“This Jimoh introduced Izekor to the owner of the accounts and Bureau De Change operators as Honourable Eseme Eyiboh. The money collected was under the pretext of supplying industrial machine for pipeline cleaning to execute contract awarded to Eyiboh in 2016,” the police noted.

The suspects were arraigned before the Federal High Court, Lagos on January 8.

They were arraigned before Justice Muslim Hassan. The SFU in a charge marked FHC/L/435c/2017, filed before the court by Mr. Emmanuel Jackson, a Chief Superintendent of Police, alleged that, “the accused persons and others now at large had between June 2016 and August 2017, at Jatoz Royal Hotel, Osolo Way, Ajao Estate, Lagos, conspired among themselves, and presented themselves to Honourable Eseme Sunday Eyiboh, a former House of Representatives member from Eket Federal Constituency, Akwa Ibom State, as accredited representatives of International Foreign Exchange Monitoring Agency/Bureau, in Nigeria.”

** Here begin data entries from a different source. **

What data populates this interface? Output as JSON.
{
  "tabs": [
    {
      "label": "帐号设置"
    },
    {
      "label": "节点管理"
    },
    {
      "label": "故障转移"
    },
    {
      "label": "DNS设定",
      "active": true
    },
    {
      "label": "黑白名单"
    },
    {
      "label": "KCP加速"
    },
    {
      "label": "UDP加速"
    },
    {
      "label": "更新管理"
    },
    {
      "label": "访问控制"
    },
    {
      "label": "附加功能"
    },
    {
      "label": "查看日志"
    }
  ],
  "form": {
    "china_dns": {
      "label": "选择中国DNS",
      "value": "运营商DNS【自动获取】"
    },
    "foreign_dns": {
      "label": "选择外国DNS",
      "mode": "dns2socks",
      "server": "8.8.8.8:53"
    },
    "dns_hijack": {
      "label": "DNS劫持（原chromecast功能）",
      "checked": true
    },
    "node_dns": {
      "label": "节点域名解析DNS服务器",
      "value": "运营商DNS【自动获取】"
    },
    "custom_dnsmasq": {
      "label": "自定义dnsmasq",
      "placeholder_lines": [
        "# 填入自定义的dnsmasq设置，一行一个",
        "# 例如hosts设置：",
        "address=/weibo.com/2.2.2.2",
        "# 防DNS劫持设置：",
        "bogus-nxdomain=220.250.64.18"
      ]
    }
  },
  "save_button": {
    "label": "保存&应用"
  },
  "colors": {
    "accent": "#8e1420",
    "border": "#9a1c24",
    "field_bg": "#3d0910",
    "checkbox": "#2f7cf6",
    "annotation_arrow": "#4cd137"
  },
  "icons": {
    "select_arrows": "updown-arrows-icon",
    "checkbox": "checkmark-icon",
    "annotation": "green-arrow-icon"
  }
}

The prosecutor, Emmanuel Jackson, told the court that the defendants acted contrary to Sections 8(a), 1(1)(a) and 8(9) of the Advance Fee Fraud and Other Related Offences Act, No.14 of 2006 and were liable to be punished under Section 1(3) of the same law.

The defendants, however, pleaded not guilty to the charges, following which their counsel pleaded with the court to grant them bail. The prosecutor, however, opposed the bail application. The case was adjourned.